Environmental Defense Fund — Fishery vote should protect more habitat

This Thursday, the New England Fishery Management Council will finally vote on the wolf-in-sheeps-clothing-scaled500-e1371562470325, the culmination of a multi-year process of creating, eliminating and modifying fishery closed areas in New England’s waters. As is often the case in New England fisheries, this decision has become highly contentious. Many fishermen oppose what they see as added restrictions on their ability to fish. For its part, the council seems intent on retaining the smallest amount of closed area it can get away with,,, Read the rest here 08:27

Your View: Eric Hansen – Scallopers need access to Georges Bank

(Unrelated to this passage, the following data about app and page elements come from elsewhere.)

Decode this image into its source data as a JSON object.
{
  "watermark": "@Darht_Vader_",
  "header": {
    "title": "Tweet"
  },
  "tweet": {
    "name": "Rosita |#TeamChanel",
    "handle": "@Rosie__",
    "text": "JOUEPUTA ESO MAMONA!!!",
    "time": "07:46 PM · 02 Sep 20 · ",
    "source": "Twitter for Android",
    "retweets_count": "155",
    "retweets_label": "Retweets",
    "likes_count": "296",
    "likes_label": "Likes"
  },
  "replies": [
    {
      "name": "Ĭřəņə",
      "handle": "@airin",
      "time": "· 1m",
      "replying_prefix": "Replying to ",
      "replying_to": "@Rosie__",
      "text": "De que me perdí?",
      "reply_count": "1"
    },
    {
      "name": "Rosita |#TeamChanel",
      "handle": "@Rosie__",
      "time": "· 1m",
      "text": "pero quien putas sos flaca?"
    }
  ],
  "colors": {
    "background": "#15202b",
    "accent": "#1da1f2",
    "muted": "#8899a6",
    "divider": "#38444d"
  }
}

sct logoThe scallop fishery has become the lifeblood of the New Bedford waterfront, a bright spot in a fishing industry encumbered by onerous regulations and heavy-handed management. It has helped make New Bedford, for the 13th year in a row, the most valuable port in the nation. But,,,Read more here  11:11

Reopen historic, lucrative Georges Bank scalloping grounds – Tim Healy

ROCKLAND — In a region where years of harsh, inflexible regulations have led to a dwindling fishing fleet and shrinking dockside revenues, the scallop fishery stands out as one of the few success stories, producing one of the most valuable and sought-after seafood products in the country. Read more here  11:48

Habitat debate intensifies ahead of NEFMC vote; Many ask, “Do closures even work?”

logoWASHINGTON (Saving Seafood) — December 16, 2013 — Georges Bank is home to some of the most important fishing grounds in New England. But large portions of it have been off-limits to commercial groundfishermen and scallopers for almost twenty years, with a network of closed areas in place intended to restore habitat and assist in the rebuilding of fish populations. Now that network is up for revision with the Omnibus Habitat Amendment, which is currently being considered by the New England Fishery Management Council (NEFMC). The Amendment process has sparked a debate among fishermen, scientists, and environmental groups over these areas’ future. Questions have been raised over whether they are best left closed to facilitate conservation, or if the scallop and groundfish fleets should once again be allowed access to some of the most abundant fishery areas in the region. Added to that, is a discussion as to whether or not these closures have even benefited groundfish at all. more here  14:37

Conservation Law Foundation twists law, science in latest attack on Omnibus Habitat Amendment

logoIn effect, CLF narrows the terms of acceptable debate by treating its own position on the Amendment — dealing with the management of closed areas in Georges Bank — as the only acceptable choice. But in fact, there are many scientifically acceptable outcomes of the Omnibus Amendment process that CLF does not mention in its report. [email protected]  17:20